The challenge here is to keep everyone on the same page. What tends to happen is that older versions of components end up being used in some screens, while the newest version eventually makes its way into new screens. This can also result in a lot of overlapping work, with every designer making their own versions of typical components.
So the goal here is to create a single component library that is available to all designers, always up-to-date and that allows old screens to be updated automatically when changes are made. This system allows designers to work and collaborate more efficiently.
Short tutorial: Getting started with Sketch Libraries
During the last couple of years, Sketch has basically become the de-facto standard for UI design, but building a centralized and easy-to-maintain component library is still quite difficult with Sketch. There are solutions like Craft Library but, in my experience at least, they haven’t worked as smoothly as I would have hoped. Part of the problem is that there is no native support for linking symbols between files at the moment.
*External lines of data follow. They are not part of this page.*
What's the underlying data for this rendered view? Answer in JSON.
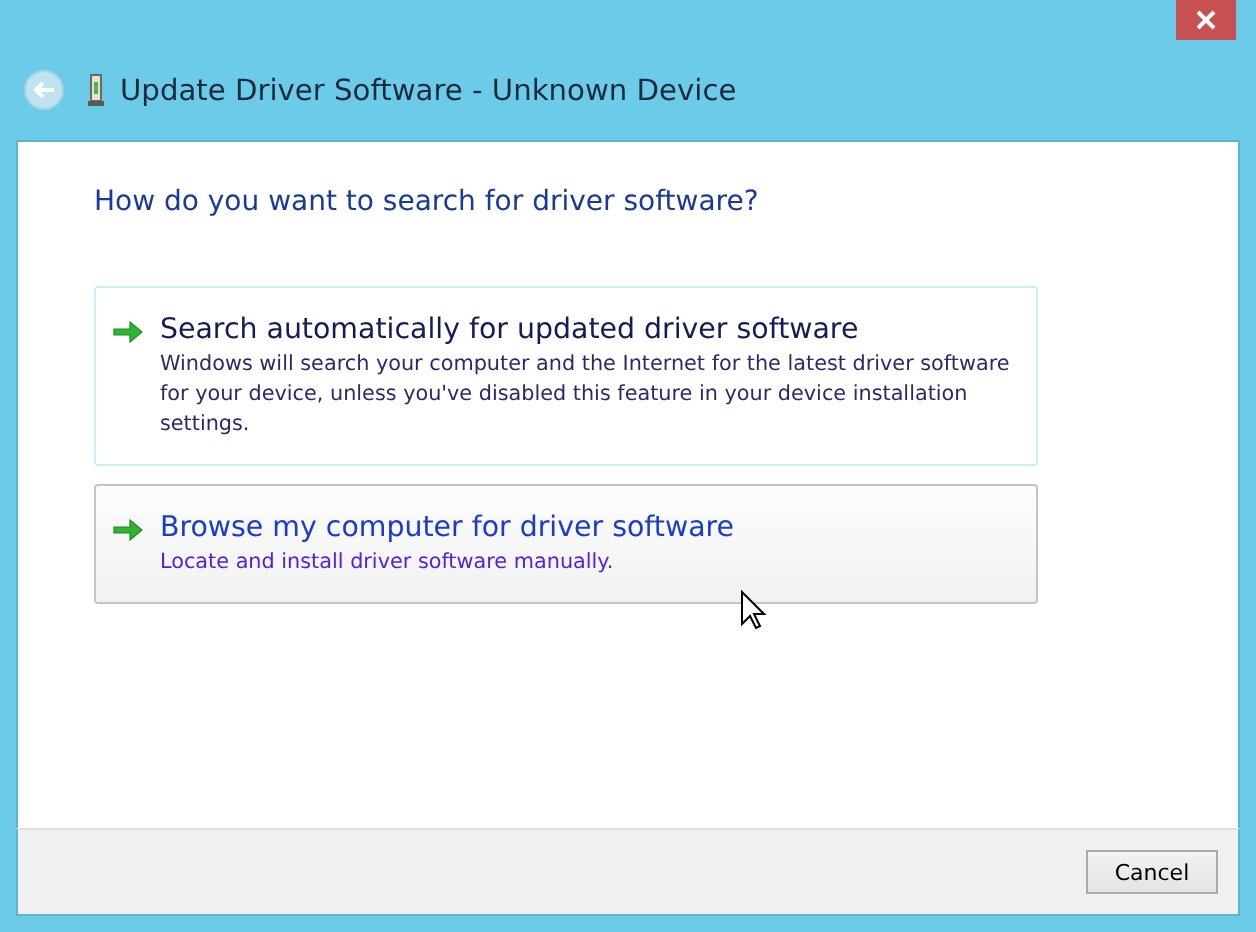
{
  "window": {
    "title": "Update Driver Software - Unknown Device",
    "back_disabled": true
  },
  "heading": "How do you want to search for driver software?",
  "options": [
    {
      "title": "Search automatically for updated driver software",
      "description": "Windows will search your computer and the Internet for the latest driver software for your device, unless you've disabled this feature in your device installation settings.",
      "hovered": false
    },
    {
      "title": "Browse my computer for driver software",
      "description": "Locate and install driver software manually.",
      "hovered": true
    }
  ],
  "buttons": [
    "Cancel"
  ]
}
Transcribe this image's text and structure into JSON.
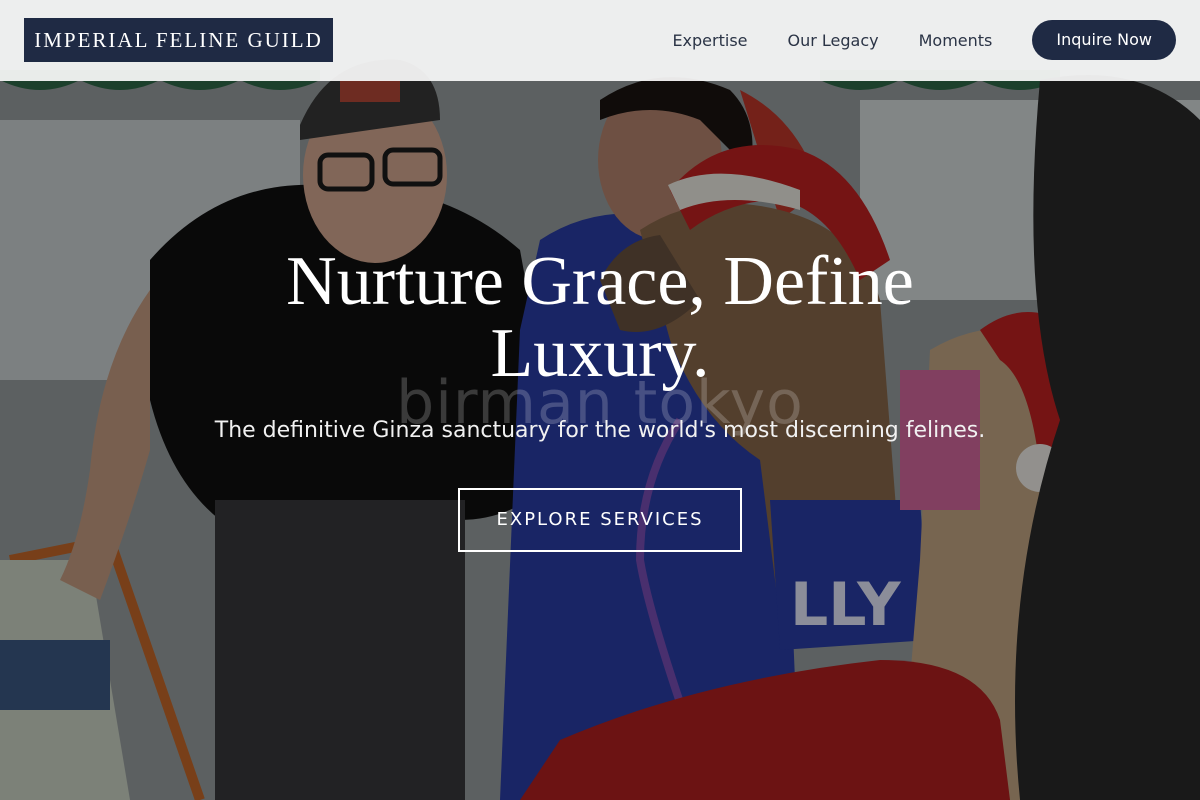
{
  "header": {
    "logo_text": "IMPERIAL FELINE GUILD",
    "nav": {
      "expertise": "Expertise",
      "legacy": "Our Legacy",
      "moments": "Moments"
    },
    "cta_label": "Inquire Now"
  },
  "hero": {
    "headline": "Nurture Grace, Define Luxury.",
    "watermark": "birman tokyo",
    "subtitle": "The definitive Ginza sanctuary for the world's most discerning felines.",
    "cta_label": "EXPLORE SERVICES",
    "background_image": "photo: elderly man in cap, caretaker in blue scrubs, and alpacas wearing Santa hats and blankets"
  },
  "colors": {
    "brand_navy": "#1f2a44",
    "header_bg": "#f6f7f7",
    "nav_text": "#2b3446",
    "hero_text": "#ffffff"
  }
}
This is luckily going to change very soon with the next version of Sketch, which will introduce native support for libraries. In practice, this means that any sketch file can be used as a library. Symbols in the library can be accessed in any other file in the same way as local symbols. When a symbol is changed in the library, the changes can be automatically applied to all screens where the symbol is used. Currently, designers would have to either update many screens or just leave old screens with older versions of the component but with Sketch Libraries, all updates can be made immediately.
Unfortunately, the initial version of Sketch Libraries will only support symbols. This means that text styles and colors, for example, will still need to be handled separately on each file for the time being. The impact of using Sketch Libraries can be huge, however, even with support for symbols only. This is especially true in teams with multiple designers.
Version control for designers
While Sketch Libraries works as a unified storage location for all components, there is still the issue of how multiple designers could best work on the same files at the same time without causing problems.
Of course, developers have used version control systems for ages, but tools like Git aren’t really suited for the needs of designers. The idea of version control for designers isn’t a new concept and, even today, there are many products for this niche. Out of the current solutions, Abstract seems to have gained a lot of mindshare recently, and this is what I’ve been using for a while now.
So in a nutshell, Abstract is Git for designers with some added functionality. Every project has a master branch which Abstract calls the “Source of truth” for the project. When designers want to start working on anything, the first thing they need to do is make a new branch. Branches allow multiple people to work on single Sketch file at the same time. If conflicts happen, Abstract makes it possible to view and solve them before merging the changes back to the master branch.
Abstract is still in beta, so there is still work to be done. With regard to this article, the most important feature currently in development is naturally Sketch Libraries support. Once this feature launches, I can see Abstract becoming a very useful tool for designers to manage and distribute design files across the entire team.
So what’s next?
While the short-term goal is to get designers on the same page, the next clear goal should be to make communication between designers, developers and stakeholders as frictionless as possible. Tools like Zeplin and Sympli are examples of products that are currently trying to solve this, and even Abstract says that features like developer handoff and review requests are currently in development.
Probably the most important thing to happen for Sketch this year was the update of their file format back in April. This new file format opened up many new possibilities for what can be built on top of Sketch. One of the most interesting examples of this is the React Sketch.app by Airbnb, which renders React components to Sketch. Hopefully, we will soon see lots of new services like this that take advantage of the new open file format.